Copy every line in the records below that contains the word "Clone".

[Exercise input]

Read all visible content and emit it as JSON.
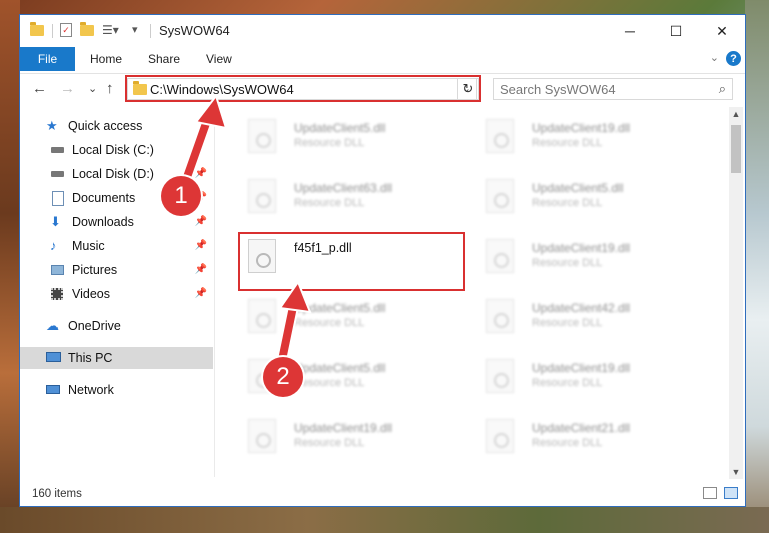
{
  "window": {
    "title": "SysWOW64",
    "minimize": "─",
    "maximize": "☐",
    "close": "✕"
  },
  "ribbon": {
    "file": "File",
    "home": "Home",
    "share": "Share",
    "view": "View",
    "help": "?"
  },
  "nav": {
    "back": "←",
    "forward": "→",
    "recent": "⌄",
    "up": "↑",
    "address": "C:\\Windows\\SysWOW64",
    "refresh": "↻",
    "search_placeholder": "Search SysWOW64"
  },
  "sidebar": {
    "items": [
      {
        "label": "Quick access",
        "icon": "star-icon"
      },
      {
        "label": "Local Disk (C:)",
        "icon": "drive-icon"
      },
      {
        "label": "Local Disk (D:)",
        "icon": "drive-icon"
      },
      {
        "label": "Documents",
        "icon": "documents-icon"
      },
      {
        "label": "Downloads",
        "icon": "downloads-icon"
      },
      {
        "label": "Music",
        "icon": "music-icon"
      },
      {
        "label": "Pictures",
        "icon": "pictures-icon"
      },
      {
        "label": "Videos",
        "icon": "videos-icon"
      },
      {
        "label": "OneDrive",
        "icon": "cloud-icon"
      },
      {
        "label": "This PC",
        "icon": "computer-icon"
      },
      {
        "label": "Network",
        "icon": "network-icon"
      }
    ]
  },
  "files": [
    {
      "name": "UpdateClient5.dll",
      "desc": "Resource DLL"
    },
    {
      "name": "UpdateClient19.dll",
      "desc": "Resource DLL"
    },
    {
      "name": "UpdateClient63.dll",
      "desc": "Resource DLL"
    },
    {
      "name": "UpdateClient5.dll",
      "desc": "Resource DLL"
    },
    {
      "name": "f45f1_p.dll",
      "desc": ""
    },
    {
      "name": "UpdateClient19.dll",
      "desc": "Resource DLL"
    },
    {
      "name": "UpdateClient5.dll",
      "desc": "Resource DLL"
    },
    {
      "name": "UpdateClient42.dll",
      "desc": "Resource DLL"
    },
    {
      "name": "UpdateClient5.dll",
      "desc": "Resource DLL"
    },
    {
      "name": "UpdateClient19.dll",
      "desc": "Resource DLL"
    },
    {
      "name": "UpdateClient19.dll",
      "desc": "Resource DLL"
    },
    {
      "name": "UpdateClient21.dll",
      "desc": "Resource DLL"
    }
  ],
  "status": {
    "count": "160 items"
  },
  "annotations": {
    "step1": "1",
    "step2": "2"
  },
  "colors": {
    "accent": "#1979ca",
    "highlight": "#d93030"
  }
}
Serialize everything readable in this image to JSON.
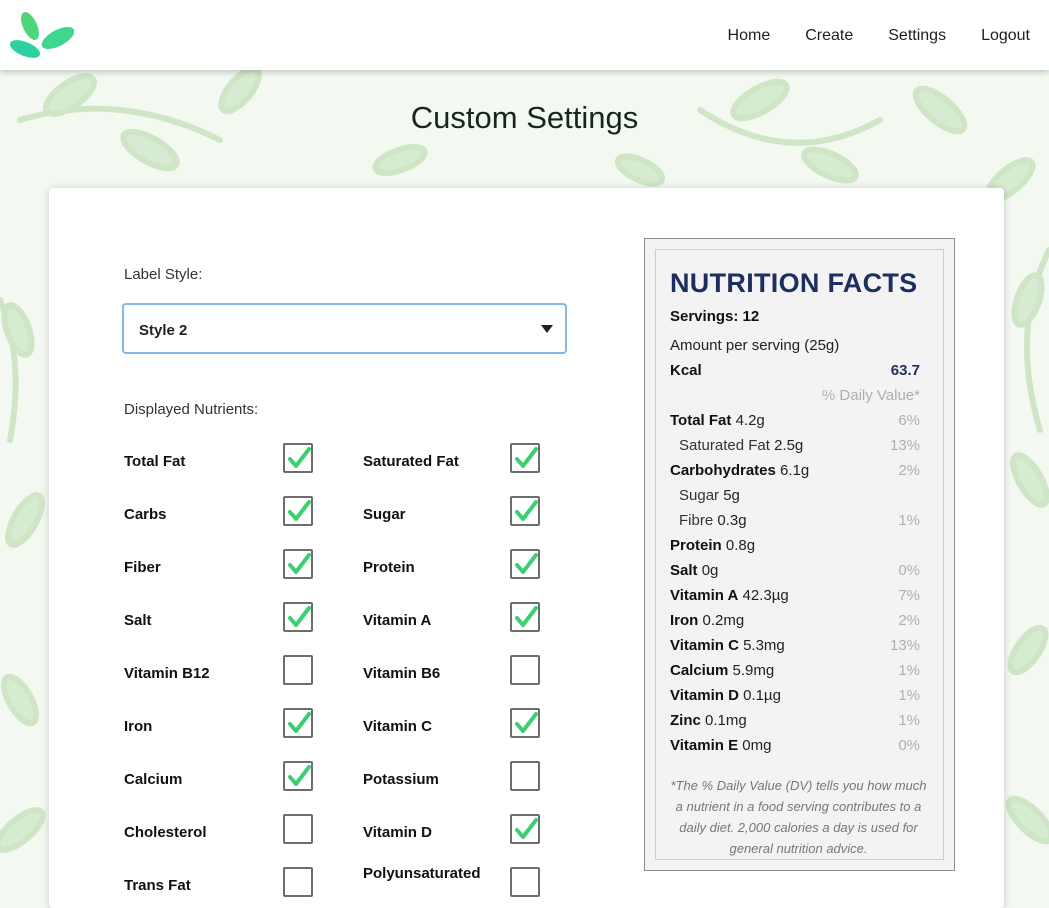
{
  "nav": {
    "links": [
      "Home",
      "Create",
      "Settings",
      "Logout"
    ]
  },
  "page_title": "Custom Settings",
  "label_style": {
    "label": "Label Style:",
    "selected": "Style 2"
  },
  "nutrients_label": "Displayed Nutrients:",
  "nutrients": [
    {
      "name": "Total Fat",
      "checked": true
    },
    {
      "name": "Saturated Fat",
      "checked": true
    },
    {
      "name": "Carbs",
      "checked": true
    },
    {
      "name": "Sugar",
      "checked": true
    },
    {
      "name": "Fiber",
      "checked": true
    },
    {
      "name": "Protein",
      "checked": true
    },
    {
      "name": "Salt",
      "checked": true
    },
    {
      "name": "Vitamin A",
      "checked": true
    },
    {
      "name": "Vitamin B12",
      "checked": false
    },
    {
      "name": "Vitamin B6",
      "checked": false
    },
    {
      "name": "Iron",
      "checked": true
    },
    {
      "name": "Vitamin C",
      "checked": true
    },
    {
      "name": "Calcium",
      "checked": true
    },
    {
      "name": "Potassium",
      "checked": false
    },
    {
      "name": "Cholesterol",
      "checked": false
    },
    {
      "name": "Vitamin D",
      "checked": true
    },
    {
      "name": "Trans Fat",
      "checked": false
    },
    {
      "name": "Polyunsaturated",
      "checked": false
    }
  ],
  "nutrition_facts": {
    "title": "NUTRITION FACTS",
    "servings": "Servings: 12",
    "amount": "Amount per serving (25g)",
    "kcal_label": "Kcal",
    "kcal_value": "63.7",
    "dv_header": "% Daily Value*",
    "rows": [
      {
        "name": "Total Fat",
        "value": "4.2g",
        "pct": "6%",
        "sub": false
      },
      {
        "name": "Saturated Fat",
        "value": "2.5g",
        "pct": "13%",
        "sub": true
      },
      {
        "name": "Carbohydrates",
        "value": "6.1g",
        "pct": "2%",
        "sub": false
      },
      {
        "name": "Sugar",
        "value": "5g",
        "pct": "",
        "sub": true
      },
      {
        "name": "Fibre",
        "value": "0.3g",
        "pct": "1%",
        "sub": true
      },
      {
        "name": "Protein",
        "value": "0.8g",
        "pct": "",
        "sub": false
      },
      {
        "name": "Salt",
        "value": "0g",
        "pct": "0%",
        "sub": false
      },
      {
        "name": "Vitamin A",
        "value": "42.3µg",
        "pct": "7%",
        "sub": false
      },
      {
        "name": "Iron",
        "value": "0.2mg",
        "pct": "2%",
        "sub": false
      },
      {
        "name": "Vitamin C",
        "value": "5.3mg",
        "pct": "13%",
        "sub": false
      },
      {
        "name": "Calcium",
        "value": "5.9mg",
        "pct": "1%",
        "sub": false
      },
      {
        "name": "Vitamin D",
        "value": "0.1µg",
        "pct": "1%",
        "sub": false
      },
      {
        "name": "Zinc",
        "value": "0.1mg",
        "pct": "1%",
        "sub": false
      },
      {
        "name": "Vitamin E",
        "value": "0mg",
        "pct": "0%",
        "sub": false
      }
    ],
    "footnote": "*The % Daily Value (DV) tells you how much a nutrient in a food serving contributes to a daily diet. 2,000 calories a day is used for general nutrition advice."
  },
  "colors": {
    "brand_primary": "#2dd1a0",
    "brand_secondary": "#4fd67a",
    "check_green": "#3ccf72",
    "facts_title": "#1d2f5e",
    "select_border": "#86b7e4"
  },
  "icons": {
    "logo": "leaf-logo-icon",
    "checkbox_check": "check-icon",
    "select_caret": "caret-down-icon"
  }
}
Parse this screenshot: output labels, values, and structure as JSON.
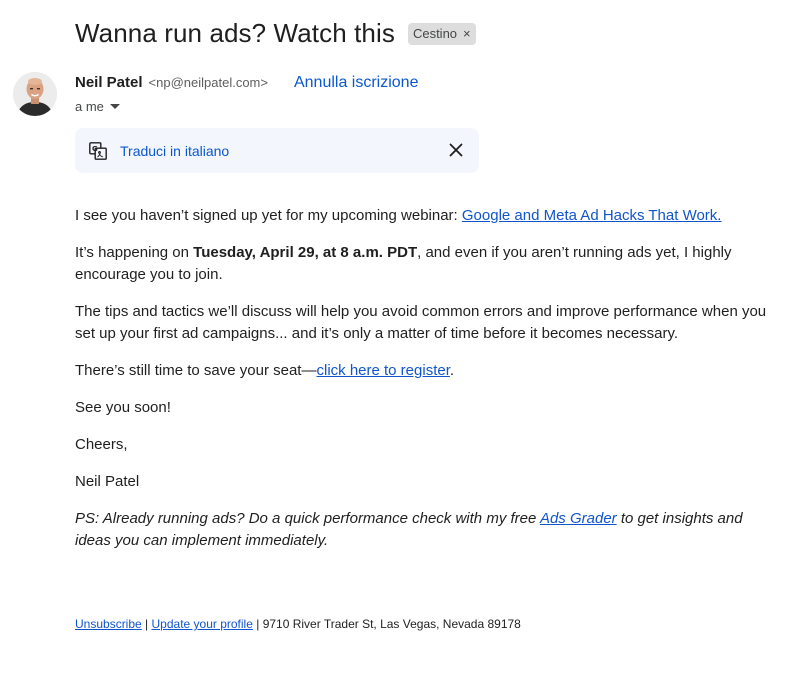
{
  "email": {
    "subject": "Wanna run ads? Watch this",
    "label_chip": "Cestino",
    "label_chip_close": "×",
    "sender_name": "Neil Patel",
    "sender_email": "<np@neilpatel.com>",
    "unsubscribe_link": "Annulla iscrizione",
    "recipient": "a me"
  },
  "translate": {
    "label": "Traduci in italiano"
  },
  "body": {
    "p1_text": "I see you haven’t signed up yet for my upcoming webinar: ",
    "p1_link": "Google and Meta Ad Hacks That Work.",
    "p2_pre": "It’s happening on ",
    "p2_bold": "Tuesday, April 29, at 8 a.m. PDT",
    "p2_post": ", and even if you aren’t running ads yet, I highly encourage you to join.",
    "p3": "The tips and tactics we’ll discuss will help you avoid common errors and improve performance when you set up your first ad campaigns... and it’s only a matter of time before it becomes necessary.",
    "p4_pre": "There’s still time to save your seat—",
    "p4_link": "click here to register",
    "p4_post": ".",
    "p5": "See you soon!",
    "p6": "Cheers,",
    "p7": "Neil Patel",
    "ps_pre": "PS: Already running ads? Do a quick performance check with my free ",
    "ps_link": "Ads Grader",
    "ps_post": " to get insights and ideas you can implement immediately."
  },
  "footer": {
    "unsubscribe": "Unsubscribe",
    "sep1": " | ",
    "update_profile": "Update your profile",
    "sep2": " | ",
    "address": "9710 River Trader St, Las Vegas, Nevada 89178"
  },
  "colors": {
    "link": "#1155cc",
    "accent": "#0b57d0",
    "translate_bg": "#f3f6fc",
    "chip_bg": "#dddddd"
  },
  "icons": {
    "translate": "translate-icon",
    "close": "close-icon",
    "caret": "caret-down-icon"
  }
}
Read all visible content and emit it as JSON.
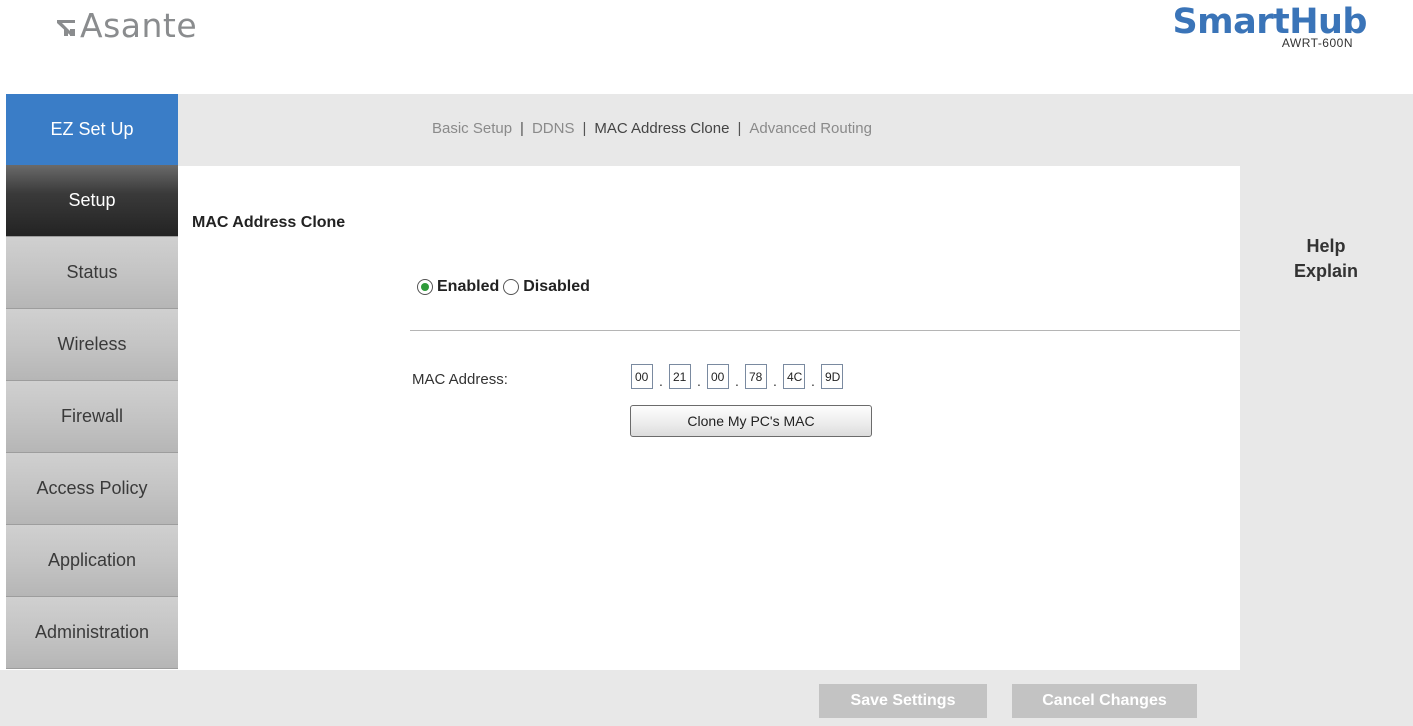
{
  "header": {
    "brand": "Asante",
    "product": "SmartHub",
    "model": "AWRT-600N"
  },
  "sidebar": {
    "items": [
      {
        "label": "EZ Set Up"
      },
      {
        "label": "Setup"
      },
      {
        "label": "Status"
      },
      {
        "label": "Wireless"
      },
      {
        "label": "Firewall"
      },
      {
        "label": "Access Policy"
      },
      {
        "label": "Application"
      },
      {
        "label": "Administration"
      }
    ],
    "active": "Setup"
  },
  "subnav": {
    "items": [
      "Basic Setup",
      "DDNS",
      "MAC Address Clone",
      "Advanced Routing"
    ],
    "separator": "|",
    "current": "MAC Address Clone"
  },
  "main": {
    "section_title": "MAC Address Clone",
    "radio": {
      "enabled_label": "Enabled",
      "disabled_label": "Disabled",
      "selected": "Enabled"
    },
    "mac": {
      "label": "MAC Address:",
      "octets": [
        "00",
        "21",
        "00",
        "78",
        "4C",
        "9D"
      ],
      "separator": "."
    },
    "clone_button": "Clone My PC's MAC"
  },
  "help": {
    "line1": "Help",
    "line2": "Explain"
  },
  "footer": {
    "save": "Save Settings",
    "cancel": "Cancel Changes"
  },
  "colors": {
    "accent_blue": "#3a7dc7",
    "brand_grey": "#8a8c8e",
    "product_blue": "#3a74b8",
    "radio_green": "#2e9a3a"
  }
}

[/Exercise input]

### Exercise answer
      "MAC Address Clone",
    "current": "MAC Address Clone"
    "section_title": "MAC Address Clone",
    "clone_button": "Clone My PC's MAC"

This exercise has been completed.